App and web page records:
=== Section Start ===

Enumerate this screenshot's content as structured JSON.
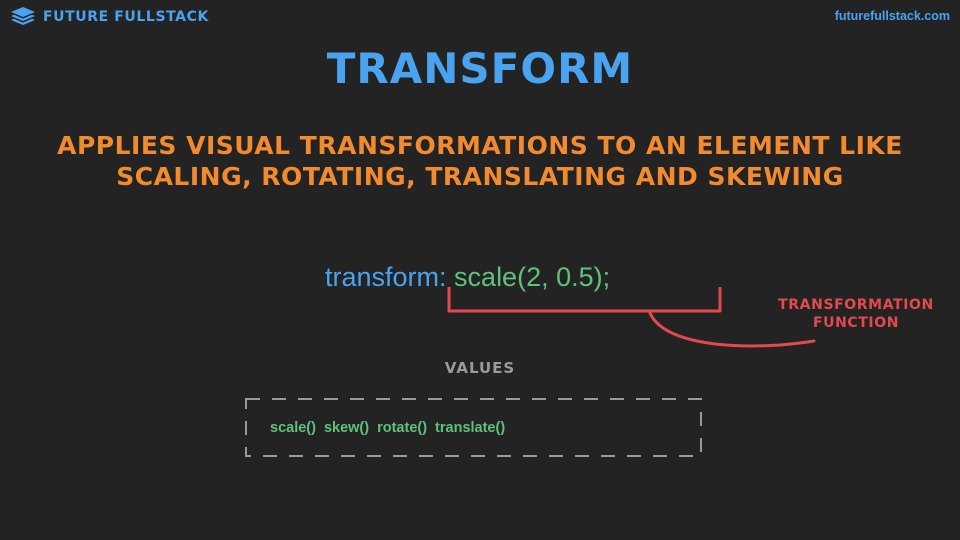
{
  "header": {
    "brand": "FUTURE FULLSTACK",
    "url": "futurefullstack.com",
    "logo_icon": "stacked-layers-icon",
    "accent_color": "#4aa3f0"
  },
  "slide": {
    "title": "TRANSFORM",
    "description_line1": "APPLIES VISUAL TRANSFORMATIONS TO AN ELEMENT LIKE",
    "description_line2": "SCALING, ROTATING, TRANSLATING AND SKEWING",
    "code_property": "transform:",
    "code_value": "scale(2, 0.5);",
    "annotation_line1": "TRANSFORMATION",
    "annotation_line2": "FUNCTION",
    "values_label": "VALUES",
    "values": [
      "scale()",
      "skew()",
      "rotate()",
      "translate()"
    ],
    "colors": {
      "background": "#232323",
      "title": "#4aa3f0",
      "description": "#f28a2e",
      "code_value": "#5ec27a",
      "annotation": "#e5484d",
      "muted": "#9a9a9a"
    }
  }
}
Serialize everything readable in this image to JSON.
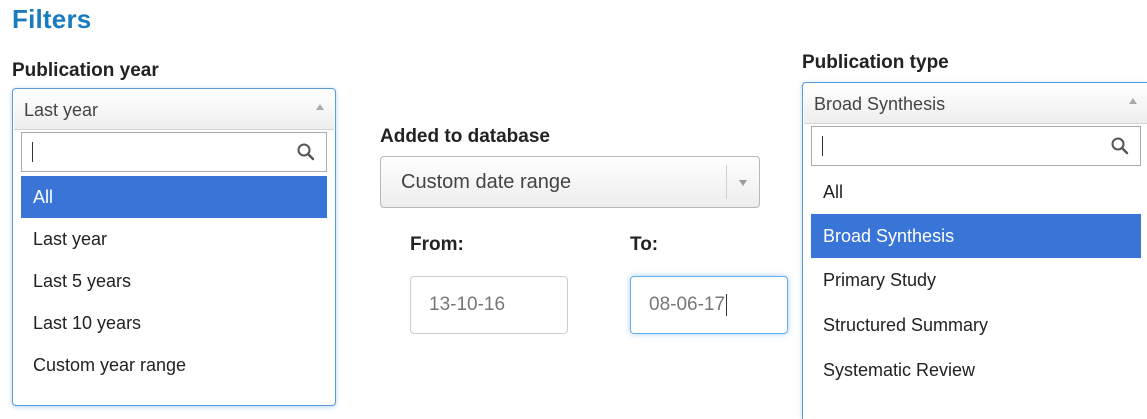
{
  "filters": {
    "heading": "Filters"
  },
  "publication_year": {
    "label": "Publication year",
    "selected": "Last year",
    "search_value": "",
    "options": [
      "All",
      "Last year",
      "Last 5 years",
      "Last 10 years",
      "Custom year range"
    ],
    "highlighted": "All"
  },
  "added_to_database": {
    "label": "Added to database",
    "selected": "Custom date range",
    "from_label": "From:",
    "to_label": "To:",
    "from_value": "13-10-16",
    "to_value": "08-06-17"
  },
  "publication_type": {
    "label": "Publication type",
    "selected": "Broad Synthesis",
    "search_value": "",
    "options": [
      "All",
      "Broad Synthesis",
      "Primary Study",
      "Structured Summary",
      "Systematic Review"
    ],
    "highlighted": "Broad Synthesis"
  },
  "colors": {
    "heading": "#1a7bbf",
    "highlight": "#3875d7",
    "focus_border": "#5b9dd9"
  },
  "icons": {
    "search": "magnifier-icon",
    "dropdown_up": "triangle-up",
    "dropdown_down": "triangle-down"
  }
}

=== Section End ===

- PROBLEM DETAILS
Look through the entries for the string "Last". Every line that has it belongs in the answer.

- OUTPUT OF THE TASK
    "selected": "Last year",
      "Last year",
      "Last 5 years",
      "Last 10 years",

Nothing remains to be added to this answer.